KUALA LUMPUR, April 1 — Datuk Seri Najib Razak today claimed that foreign funding is not taxable in Malaysia, following a report that he was allegedly being billed for RM1.5 billion in income tax owed to the government.
Najib noted that the new administration under Pakatan Harapan had previously accused him of receiving billions in funds from foreign sources, but insisted that such funds would not be subject to tax.
“Firstly, political contribution including from the Saudi Arabia Ministry of Finance is not subject to tax under the law.
“Secondly, as is publicly known, income obtained from abroad are not taxable under taxation laws,” the former Umno president claimed in a Facebook post.
Najib said he was the custodian of party funds, asserting that part of a RM2.6 billion sum that he was accused of receiving was also alleged to have been channelled to political parties for political work.
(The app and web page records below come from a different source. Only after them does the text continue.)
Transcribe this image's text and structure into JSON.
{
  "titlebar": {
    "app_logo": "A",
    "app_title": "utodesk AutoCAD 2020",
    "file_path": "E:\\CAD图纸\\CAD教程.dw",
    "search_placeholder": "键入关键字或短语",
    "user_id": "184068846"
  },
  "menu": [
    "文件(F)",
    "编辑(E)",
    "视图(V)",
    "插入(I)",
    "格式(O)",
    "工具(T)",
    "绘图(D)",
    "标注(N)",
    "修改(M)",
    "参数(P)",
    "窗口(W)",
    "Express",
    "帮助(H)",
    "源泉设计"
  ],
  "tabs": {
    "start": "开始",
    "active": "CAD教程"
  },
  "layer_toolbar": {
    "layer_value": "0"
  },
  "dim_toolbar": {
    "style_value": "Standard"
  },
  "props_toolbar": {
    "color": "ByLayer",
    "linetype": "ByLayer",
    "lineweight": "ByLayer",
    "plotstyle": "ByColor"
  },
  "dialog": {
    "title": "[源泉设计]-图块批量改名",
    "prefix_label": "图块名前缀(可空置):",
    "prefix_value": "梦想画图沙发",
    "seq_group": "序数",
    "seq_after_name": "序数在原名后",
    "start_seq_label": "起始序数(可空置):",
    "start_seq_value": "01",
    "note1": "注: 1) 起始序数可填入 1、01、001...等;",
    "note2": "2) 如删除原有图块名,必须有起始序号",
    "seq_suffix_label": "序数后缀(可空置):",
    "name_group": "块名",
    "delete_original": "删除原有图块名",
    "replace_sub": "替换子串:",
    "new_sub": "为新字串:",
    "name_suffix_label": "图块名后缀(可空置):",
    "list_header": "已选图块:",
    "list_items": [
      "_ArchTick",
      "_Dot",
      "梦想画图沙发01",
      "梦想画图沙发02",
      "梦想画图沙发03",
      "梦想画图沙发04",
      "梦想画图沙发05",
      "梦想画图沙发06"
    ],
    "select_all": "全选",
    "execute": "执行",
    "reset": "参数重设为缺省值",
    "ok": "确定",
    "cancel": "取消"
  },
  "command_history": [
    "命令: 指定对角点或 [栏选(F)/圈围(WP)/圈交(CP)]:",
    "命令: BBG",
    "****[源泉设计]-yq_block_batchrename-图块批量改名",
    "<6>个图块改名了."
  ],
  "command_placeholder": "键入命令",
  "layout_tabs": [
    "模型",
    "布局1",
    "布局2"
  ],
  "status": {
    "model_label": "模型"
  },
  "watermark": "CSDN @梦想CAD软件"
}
Najib also claimed to have returned a large part of the RM2.6 billion amount.
Earlier today, The Edge Financial Daily reported that the Inland Revenue Board (IRB) has billed Najib for an extra RM1.5 billion of income tax which it said was due between 2011 and 2017.
The financial paper quoted anonymous sources saying that Najib had undeclared taxable income of close to RM4 billion during that period — which also included the RM2.6 billion that Najib has insisted was a donation he received from Saudi Arabia.
In his Facebook post today, Najib did not directly confirm receiving such a demand for RM1.5 billion in unpaid taxes or the news report.
But he alleged that the government could leak information on tax matters of any individual to the media if it was beneficial to them politically and even if such details are meant to be confidential in law.
The Edge today also quoted tax experts saying donations are subject to income tax, and Najib have committed an offence by not declaring the RM2.6 billion as his income, regardless of the source.
Last year, Najib had admitted that he did not verify the source of the RM2.6 billion that ended up in his bank account, which had allegedly been siphoned from 1Malaysia Development Bhd (1MDB).
Speaking to Al Jazeera’s 101 East show, the former prime minister said he had assumed the money was “donations” connected to Saudi Arabia’s King Abdullah bin Abdulaziz Al Saud after the latter gave assurance of his support.
Najib is facing multiple charges linked to funds belonging to 1MDB and its former unit SRC International Sdn Bhd.
His first 1MDB-linked trial is set to begin this Wednesday, while another trial is scheduled to start from April 15.